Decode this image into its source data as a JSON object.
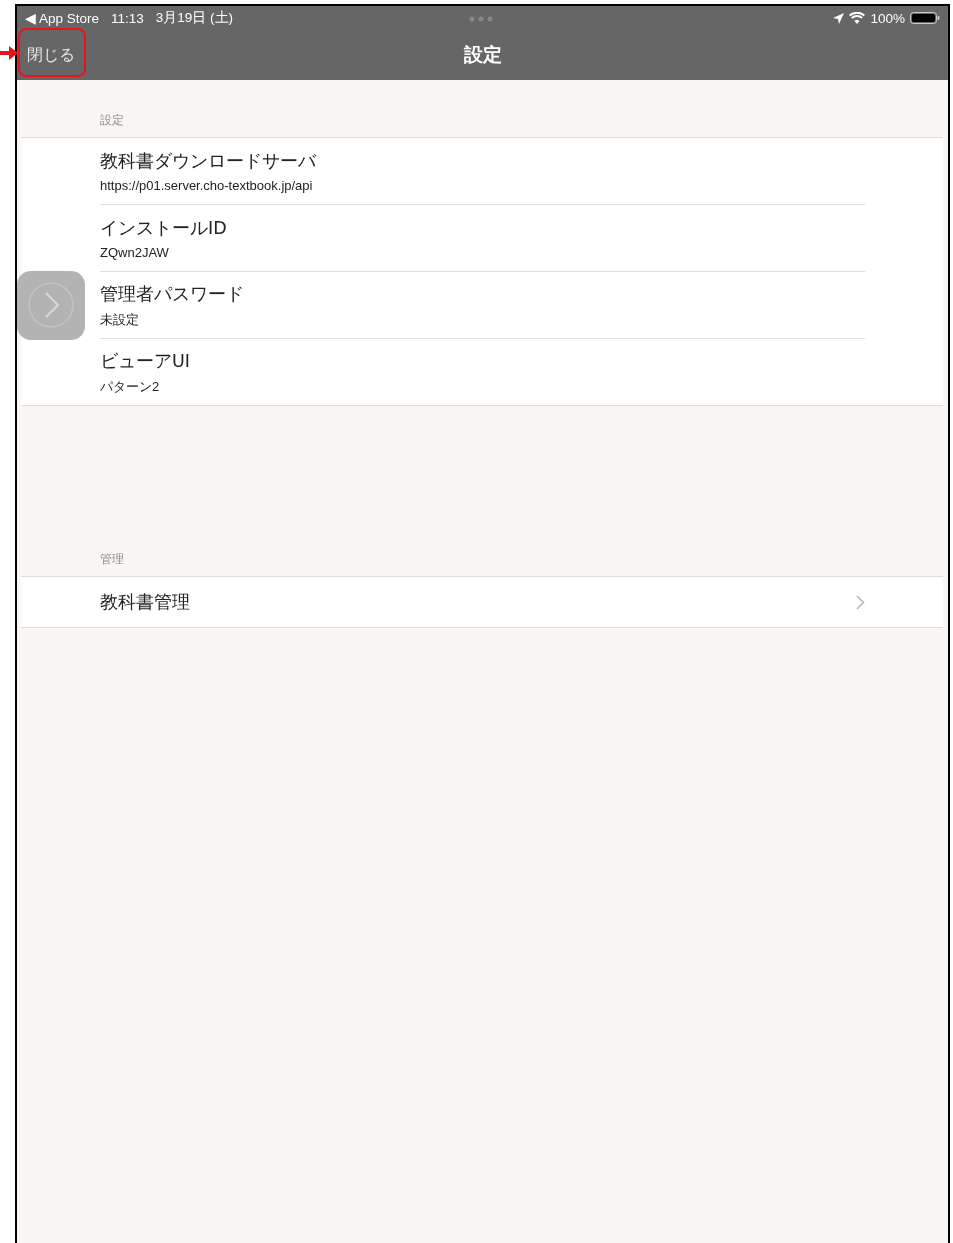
{
  "status_bar": {
    "back_app": "◀ App Store",
    "time": "11:13",
    "date": "3月19日 (土)",
    "battery": "100%"
  },
  "nav_bar": {
    "close_button": {
      "label": "閉じる",
      "highlighted": true
    },
    "title": "設定"
  },
  "sections": [
    {
      "header": "設定",
      "rows": [
        {
          "kind": "detail",
          "title": "教科書ダウンロードサーバ",
          "subtitle": "https://p01.server.cho-textbook.jp/api"
        },
        {
          "kind": "detail",
          "title": "インストールID",
          "subtitle": "ZQwn2JAW"
        },
        {
          "kind": "detail",
          "title": "管理者パスワード",
          "subtitle": "未設定"
        },
        {
          "kind": "detail",
          "title": "ビューアUI",
          "subtitle": "パターン2"
        }
      ]
    },
    {
      "header": "管理",
      "rows": [
        {
          "kind": "disclosure",
          "title": "教科書管理"
        }
      ]
    }
  ]
}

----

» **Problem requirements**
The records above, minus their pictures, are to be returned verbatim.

» **Answer section**
Decode this image into its source data as a JSON object.
{
  "status_bar": {
    "back_app": "◀ App Store",
    "time": "11:13",
    "date": "3月19日 (土)",
    "battery": "100%"
  },
  "nav_bar": {
    "close_button": {
      "label": "閉じる",
      "highlighted": true
    },
    "title": "設定"
  },
  "sections": [
    {
      "header": "設定",
      "rows": [
        {
          "kind": "detail",
          "title": "教科書ダウンロードサーバ",
          "subtitle": "https://p01.server.cho-textbook.jp/api"
        },
        {
          "kind": "detail",
          "title": "インストールID",
          "subtitle": "ZQwn2JAW"
        },
        {
          "kind": "detail",
          "title": "管理者パスワード",
          "subtitle": "未設定"
        },
        {
          "kind": "detail",
          "title": "ビューアUI",
          "subtitle": "パターン2"
        }
      ]
    },
    {
      "header": "管理",
      "rows": [
        {
          "kind": "disclosure",
          "title": "教科書管理"
        }
      ]
    }
  ]
}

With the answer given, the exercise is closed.